First, the details of that reporting: It stated that Rambis has been involved in pre-game coaching meetings. And, as if he’s longing to be parodied in a “Saturday Night Live” skit, he’s pushed for larger lineups featuring guys like Dwight Howard and DeAndre Jordan.
Get Byron Scott back in there and we’ll have a Lakers-Pretending-It’s-The-’80s bingo winner.
And second: Whoever came to Vogel’s defense by pointing out, via leaks, what Rambis was up to tells you that Rambis is involved enough to be a worthy target. You don’t go after those who don’t matter. Someone close to Vogel leaked that info because Rambis, to their thinking, is a problem.
We certainly agree.
No. 1 LeBron James
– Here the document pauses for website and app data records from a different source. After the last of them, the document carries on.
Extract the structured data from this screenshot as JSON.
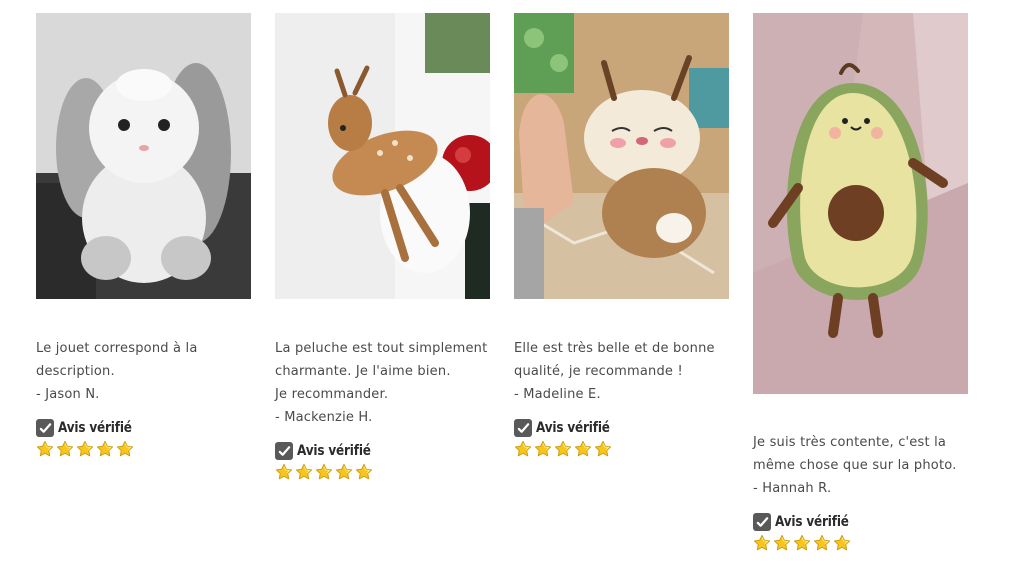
{
  "reviews": [
    {
      "lines": [
        "Le jouet correspond à la",
        "description.",
        "- Jason N."
      ],
      "photo_icon": "bunny-plush-photo",
      "verified_label": "Avis vérifié",
      "rating": 5
    },
    {
      "lines": [
        "La peluche est tout simplement",
        "charmante. Je l'aime bien.",
        "Je recommander.",
        "- Mackenzie H."
      ],
      "photo_icon": "fawn-plush-photo",
      "verified_label": "Avis vérifié",
      "rating": 5
    },
    {
      "lines": [
        "Elle est très belle et de bonne",
        "qualité, je recommande !",
        "- Madeline E."
      ],
      "photo_icon": "reindeer-plush-photo",
      "verified_label": "Avis vérifié",
      "rating": 5
    },
    {
      "lines": [
        "Je suis très contente, c'est la",
        "même chose que sur la photo.",
        "- Hannah R."
      ],
      "photo_icon": "avocado-plush-photo",
      "verified_label": "Avis vérifié",
      "rating": 5
    }
  ],
  "colors": {
    "text": "#4a4a4a",
    "star_fill": "#f5c518",
    "check_box": "#595959"
  }
}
Nothing happens in L.A. without LeBron’s say-so. This is the third deep irony of the Lakers debacle. A big part of the reason LeBron came to L.A. — and why the Lakers recently won that championship — was because of that culture of star empowerment that the late, great Dr. Jerry Buss championed a generation ago; that his daughter Jeanie Buss retained and fostered; and that LeBron has advocated for during his reign in the league, and that he was clearly drawn to with this organization.
That fact about the Lakers is to be celebrated, and it’s a huge reason they won in 2020. But it also means, especially in LeBron’s case, that you take the good with the bad. You take the best player of all time (or, maybe, the second-best) and one of the worst GMs perhaps in league history. Because LeBron is both.
Through his “agent” Rich Paul and Klutch Sports Group, LeBron pulls the levers around him. Good for him. He’s earned it. He’s worth it. He’s just not very good at it.
One note: THT is a Klutch guy. Caruso was not.
This is LeBron’s team. And he’s the No. 1 reason it’s not very good right now.